Jessica Lyon, a double major in American Studies and Cinema Studies, is one of the many exemplary students who graduated from Colby College in Spring 2019. Before she left, she completed a project of cultural and historical significance that we want to share with the community at large. With the help of a research grant from the Center for the Arts and Humanities, as well as a Compagna-Sennett research fellowship from the Religious Studies Department, Jessica created a documentary titled Reclaiming German Citizenship After the Holocaust. The documentary served as a year-long capstone project for Jessica’s independent major in Cinema Studies. Jessica was advised in her research by Associate Professor of Cinema Studies Steve Wurtzler. To watch the trailer, please click here.
This project explores critical issues of identity, family, history, and culture through personal narratives as well as interviews with academics. In the documentary, German Jews who immigrated to the US and their descendants reflect on the difficulties of deciding whether or not to reclaim German citizenship lost during the Holocaust. Jessica is interested in the interplay of the many identities which comprise each individual — American, German, and Jewish. Her focus on family history resonated strongly with the 2018-19 Center for the Arts and Humanities theme “The Presence of the Past.”
The grants Jessica received enabled her to interview many German Jews and their descendants in Maine, in the Washington, D.C., area, and in Philadelphia. This funding also allowed her to obtain high quality audio recording equipment, and to pay the application fees for film festivals where she hopes she can show the documentary.
As part of her research, Jessica interviewed professors from Colby, Bowdoin, and the University of Southern Maine, as well as Holocaust survivors and their descendants.
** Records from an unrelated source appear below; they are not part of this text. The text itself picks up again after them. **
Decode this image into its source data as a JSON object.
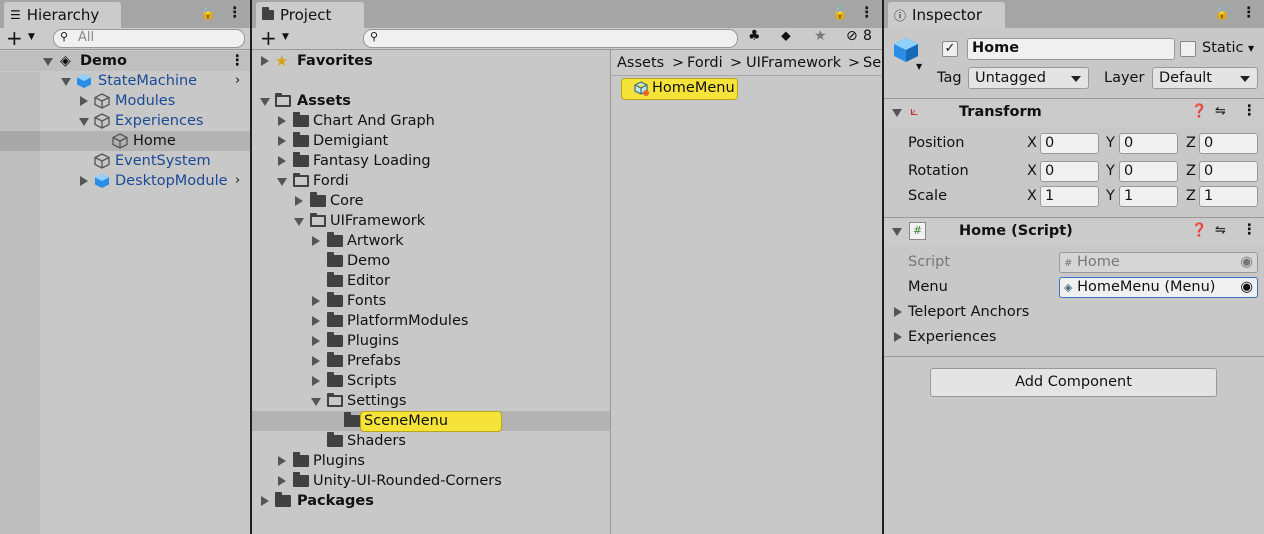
{
  "hierarchy": {
    "tab_label": "Hierarchy",
    "search_placeholder": "All",
    "scene": "Demo",
    "items": [
      {
        "label": "StateMachine"
      },
      {
        "label": "Modules"
      },
      {
        "label": "Experiences"
      },
      {
        "label": "Home"
      },
      {
        "label": "EventSystem"
      },
      {
        "label": "DesktopModule"
      }
    ]
  },
  "project": {
    "tab_label": "Project",
    "hidden_count": "8",
    "favorites": "Favorites",
    "assets": "Assets",
    "tree": [
      {
        "label": "Chart And Graph"
      },
      {
        "label": "Demigiant"
      },
      {
        "label": "Fantasy Loading"
      },
      {
        "label": "Fordi"
      },
      {
        "label": "Core"
      },
      {
        "label": "UIFramework"
      },
      {
        "label": "Artwork"
      },
      {
        "label": "Demo"
      },
      {
        "label": "Editor"
      },
      {
        "label": "Fonts"
      },
      {
        "label": "PlatformModules"
      },
      {
        "label": "Plugins"
      },
      {
        "label": "Prefabs"
      },
      {
        "label": "Scripts"
      },
      {
        "label": "Settings"
      },
      {
        "label": "SceneMenu"
      },
      {
        "label": "Shaders"
      },
      {
        "label": "Plugins"
      },
      {
        "label": "Unity-UI-Rounded-Corners"
      }
    ],
    "packages": "Packages",
    "breadcrumb": [
      "Assets",
      "Fordi",
      "UIFramework",
      "Se"
    ],
    "breadcrumb_sep": ">",
    "asset_item": "HomeMenu"
  },
  "inspector": {
    "tab_label": "Inspector",
    "object_name": "Home",
    "static_label": "Static",
    "tag_label": "Tag",
    "tag_value": "Untagged",
    "layer_label": "Layer",
    "layer_value": "Default",
    "transform": {
      "title": "Transform",
      "position_label": "Position",
      "rotation_label": "Rotation",
      "scale_label": "Scale",
      "x": "X",
      "y": "Y",
      "z": "Z",
      "position": [
        "0",
        "0",
        "0"
      ],
      "rotation": [
        "0",
        "0",
        "0"
      ],
      "scale": [
        "1",
        "1",
        "1"
      ]
    },
    "script_component": {
      "title": "Home (Script)",
      "script_label": "Script",
      "script_value": "Home",
      "menu_label": "Menu",
      "menu_value": "HomeMenu (Menu)",
      "teleport_label": "Teleport Anchors",
      "experiences_label": "Experiences"
    },
    "add_component": "Add Component"
  },
  "colors": {
    "accent_blue": "#1a4a94",
    "highlight_yellow": "#f5e33a"
  }
}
She learned that some individuals were interested in acquiring German citizenship because of the benefits of dual citizenship, including the ability to live and work in the European Union. During the application process, many individuals gained new and important insights into their family history. She found that individuals who chose not to pursue German citizenship had no desire to establish formal connections with a place that held such a terrible significance in their family history. Each person whom Jessica interviewed had to grapple with the past, whether or not they chose to apply for German citizenship. In some cases, their family’s traumatic experiences in the Holocaust are still evident in how they live today—in their mindsets, and in their activism to try to prevent anything like the Holocaust from happening again.
The story isn’t just about Jewish or German identity, but about American identity. Everyone whom Jessica interviewed considers themselves to be American. Interviewees discussed the opportunities America had given them, but some noted the continuing threat of anti-semitism. They are both appreciative of their lives in America and saddened that, generations after the Holocaust, intolerance still exists.
Jessica told us that she was grateful for the support she had received from the Center for the Arts and Humanities, and that she would strongly recommend other students to apply for Center research grants. “It can be very helpful in expanding the types of opportunities which you can pursue.” Jessica told us. “I wouldn’t have been able to go to Philadelphia and get a really important interview that has helped shape my documentary without the funding.”
When asked what she wants viewers to take from her documentary, Jessica replied that she wants people to “understand and explore the interconnectedness of identity, globalization, citizenship, and culture.” She also wants viewers to consider their own history and connections to their families. We hope that this article will serve a similar purpose, encouraging you to think on the presence of the past, on the role of your own family history to your identity and place in the modern world. Because where would any of us be, without family?
Written by Ayla Fudala, Environmental Humanities Program Coordinator